I spent much of tonight--a Friday night I might add--in my little room. Picture: I have no dresser. My socks are in my suitcase. I have no bookcase. I have the tiniest of windows. My books are stacked around my bed in little piles, boxing it in like a fortress. I lit tea light candles on top of each of the stacks, plugged in my flower lights, brought out my pictures, my stones, my good luck bracelet, my favorite book, my red wine and a glass, gathered them around me in a circle.

I need magic. I need deliverance. I need an editor.

Fiction I can do. Nonfiction I can do. I know this now. We appreciate your willingness to do anything, my last employer said.

But organizing a book of poetry? What to think, what to do? How to arrange it—not just so a reader can follow, can appreciate—but so an editor can pluck it from the contest pile, give it a gold ticket in the mud. I won’t resort to bells or ribbons. I hear some people are paying a certain poet to organize their manuscripts.

That is crap, people.

If I know anything, I know I have to do it alone. But it is so, so hard doing it alone. I’m tired, 27 and tired. I have spent the past two years staring at a pile of poems I have spent the last ten years writing. They are spread over the floor; in this case, carpet, beige, stained. They creep under the edge of my white comforter, beside the box for my keyboard. They are always there, beneath the fiction writing, beside the thick smoldering novel. They are about the same thing, and yet wholly different, wholly incompatible, confusing, awkward, sealed, impossible.

The little voice inside me—instinct—comes and goes. Lately, she’s left. Vacation, I think. The beach. No one told her it was cold.

She’ll come back when she’s good and ready.

Back to Kate Bush. I always thought the song “This Woman’s Work” was about childbirth. I will stand outside this woman’s work, this woman’s work. Oh, it’s hard on the man. Now his part is over. But then I saw the video, or clips of it, and it seemed to be about a car accident. Then I saw the second episode of “Alias,” where she fingers the engagement ring from her dead fiancĂ©e while the song plays.

What is this woman’s work? Surviving?

I don’t know. I think it is a start.

This woman’s work is standing, staring down. This woman’s work is writing, and what comes later, which is worse, which is harder, which is the loneliest thing she has ever done: looking at her poems alone.

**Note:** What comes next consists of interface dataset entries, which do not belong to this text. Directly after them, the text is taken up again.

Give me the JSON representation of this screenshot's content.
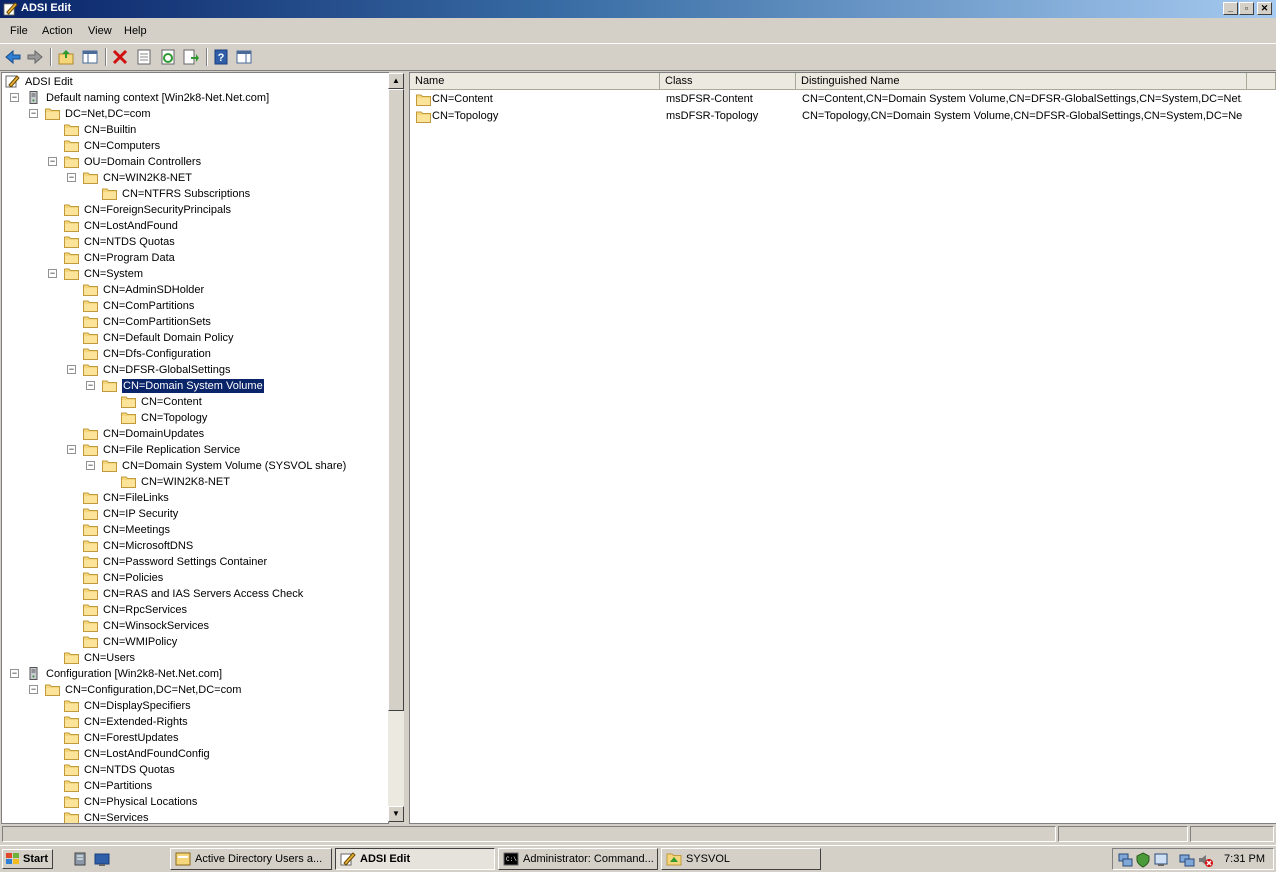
{
  "window": {
    "title": "ADSI Edit"
  },
  "menu": [
    "File",
    "Action",
    "View",
    "Help"
  ],
  "toolbar_icons": [
    "back-icon",
    "forward-icon",
    "up-folder-icon",
    "show-hide-tree-icon",
    "delete-icon",
    "properties-icon",
    "refresh-icon",
    "export-list-icon",
    "help-icon",
    "show-action-pane-icon"
  ],
  "tree": [
    {
      "label": "ADSI Edit",
      "depth": 0,
      "expander": "",
      "icon": "adsi"
    },
    {
      "label": "Default naming context [Win2k8-Net.Net.com]",
      "depth": 1,
      "expander": "−",
      "icon": "server"
    },
    {
      "label": "DC=Net,DC=com",
      "depth": 2,
      "expander": "−",
      "icon": "folder"
    },
    {
      "label": "CN=Builtin",
      "depth": 3,
      "expander": "",
      "icon": "folder"
    },
    {
      "label": "CN=Computers",
      "depth": 3,
      "expander": "",
      "icon": "folder"
    },
    {
      "label": "OU=Domain Controllers",
      "depth": 3,
      "expander": "−",
      "icon": "folder"
    },
    {
      "label": "CN=WIN2K8-NET",
      "depth": 4,
      "expander": "−",
      "icon": "folder"
    },
    {
      "label": "CN=NTFRS Subscriptions",
      "depth": 5,
      "expander": "",
      "icon": "folder"
    },
    {
      "label": "CN=ForeignSecurityPrincipals",
      "depth": 3,
      "expander": "",
      "icon": "folder"
    },
    {
      "label": "CN=LostAndFound",
      "depth": 3,
      "expander": "",
      "icon": "folder"
    },
    {
      "label": "CN=NTDS Quotas",
      "depth": 3,
      "expander": "",
      "icon": "folder"
    },
    {
      "label": "CN=Program Data",
      "depth": 3,
      "expander": "",
      "icon": "folder"
    },
    {
      "label": "CN=System",
      "depth": 3,
      "expander": "−",
      "icon": "folder"
    },
    {
      "label": "CN=AdminSDHolder",
      "depth": 4,
      "expander": "",
      "icon": "folder"
    },
    {
      "label": "CN=ComPartitions",
      "depth": 4,
      "expander": "",
      "icon": "folder"
    },
    {
      "label": "CN=ComPartitionSets",
      "depth": 4,
      "expander": "",
      "icon": "folder"
    },
    {
      "label": "CN=Default Domain Policy",
      "depth": 4,
      "expander": "",
      "icon": "folder"
    },
    {
      "label": "CN=Dfs-Configuration",
      "depth": 4,
      "expander": "",
      "icon": "folder"
    },
    {
      "label": "CN=DFSR-GlobalSettings",
      "depth": 4,
      "expander": "−",
      "icon": "folder"
    },
    {
      "label": "CN=Domain System Volume",
      "depth": 5,
      "expander": "−",
      "icon": "folder",
      "selected": true
    },
    {
      "label": "CN=Content",
      "depth": 6,
      "expander": "",
      "icon": "folder"
    },
    {
      "label": "CN=Topology",
      "depth": 6,
      "expander": "",
      "icon": "folder"
    },
    {
      "label": "CN=DomainUpdates",
      "depth": 4,
      "expander": "",
      "icon": "folder"
    },
    {
      "label": "CN=File Replication Service",
      "depth": 4,
      "expander": "−",
      "icon": "folder"
    },
    {
      "label": "CN=Domain System Volume (SYSVOL share)",
      "depth": 5,
      "expander": "−",
      "icon": "folder"
    },
    {
      "label": "CN=WIN2K8-NET",
      "depth": 6,
      "expander": "",
      "icon": "folder"
    },
    {
      "label": "CN=FileLinks",
      "depth": 4,
      "expander": "",
      "icon": "folder"
    },
    {
      "label": "CN=IP Security",
      "depth": 4,
      "expander": "",
      "icon": "folder"
    },
    {
      "label": "CN=Meetings",
      "depth": 4,
      "expander": "",
      "icon": "folder"
    },
    {
      "label": "CN=MicrosoftDNS",
      "depth": 4,
      "expander": "",
      "icon": "folder"
    },
    {
      "label": "CN=Password Settings Container",
      "depth": 4,
      "expander": "",
      "icon": "folder"
    },
    {
      "label": "CN=Policies",
      "depth": 4,
      "expander": "",
      "icon": "folder"
    },
    {
      "label": "CN=RAS and IAS Servers Access Check",
      "depth": 4,
      "expander": "",
      "icon": "folder"
    },
    {
      "label": "CN=RpcServices",
      "depth": 4,
      "expander": "",
      "icon": "folder"
    },
    {
      "label": "CN=WinsockServices",
      "depth": 4,
      "expander": "",
      "icon": "folder"
    },
    {
      "label": "CN=WMIPolicy",
      "depth": 4,
      "expander": "",
      "icon": "folder"
    },
    {
      "label": "CN=Users",
      "depth": 3,
      "expander": "",
      "icon": "folder"
    },
    {
      "label": "Configuration [Win2k8-Net.Net.com]",
      "depth": 1,
      "expander": "−",
      "icon": "server"
    },
    {
      "label": "CN=Configuration,DC=Net,DC=com",
      "depth": 2,
      "expander": "−",
      "icon": "folder"
    },
    {
      "label": "CN=DisplaySpecifiers",
      "depth": 3,
      "expander": "",
      "icon": "folder"
    },
    {
      "label": "CN=Extended-Rights",
      "depth": 3,
      "expander": "",
      "icon": "folder"
    },
    {
      "label": "CN=ForestUpdates",
      "depth": 3,
      "expander": "",
      "icon": "folder"
    },
    {
      "label": "CN=LostAndFoundConfig",
      "depth": 3,
      "expander": "",
      "icon": "folder"
    },
    {
      "label": "CN=NTDS Quotas",
      "depth": 3,
      "expander": "",
      "icon": "folder"
    },
    {
      "label": "CN=Partitions",
      "depth": 3,
      "expander": "",
      "icon": "folder"
    },
    {
      "label": "CN=Physical Locations",
      "depth": 3,
      "expander": "",
      "icon": "folder"
    },
    {
      "label": "CN=Services",
      "depth": 3,
      "expander": "",
      "icon": "folder"
    }
  ],
  "list": {
    "columns": [
      "Name",
      "Class",
      "Distinguished Name"
    ],
    "rows": [
      {
        "name": "CN=Content",
        "class": "msDFSR-Content",
        "dn": "CN=Content,CN=Domain System Volume,CN=DFSR-GlobalSettings,CN=System,DC=Net..."
      },
      {
        "name": "CN=Topology",
        "class": "msDFSR-Topology",
        "dn": "CN=Topology,CN=Domain System Volume,CN=DFSR-GlobalSettings,CN=System,DC=Ne..."
      }
    ]
  },
  "taskbar": {
    "start_label": "Start",
    "buttons": [
      {
        "label": "Active Directory Users a...",
        "active": false
      },
      {
        "label": "ADSI Edit",
        "active": true
      },
      {
        "label": "Administrator: Command...",
        "active": false
      },
      {
        "label": "SYSVOL",
        "active": false
      }
    ],
    "clock": "7:31 PM"
  },
  "colors": {
    "selection": "#0a246a",
    "folder": "#f5d67b",
    "titlebar_start": "#0a246a",
    "titlebar_end": "#a6caf0"
  }
}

It’s cold in my room. It’s winter. The wine stains my lips.

I made them up. I made them. I made them. I will make an order. I will make them make sense. I will make them outlive me. I alone will make them survive me—him, them, all of us—yet. Give me time. Give me some good luck.

I know you have a little life in you yet. I know you have a lot of strength left.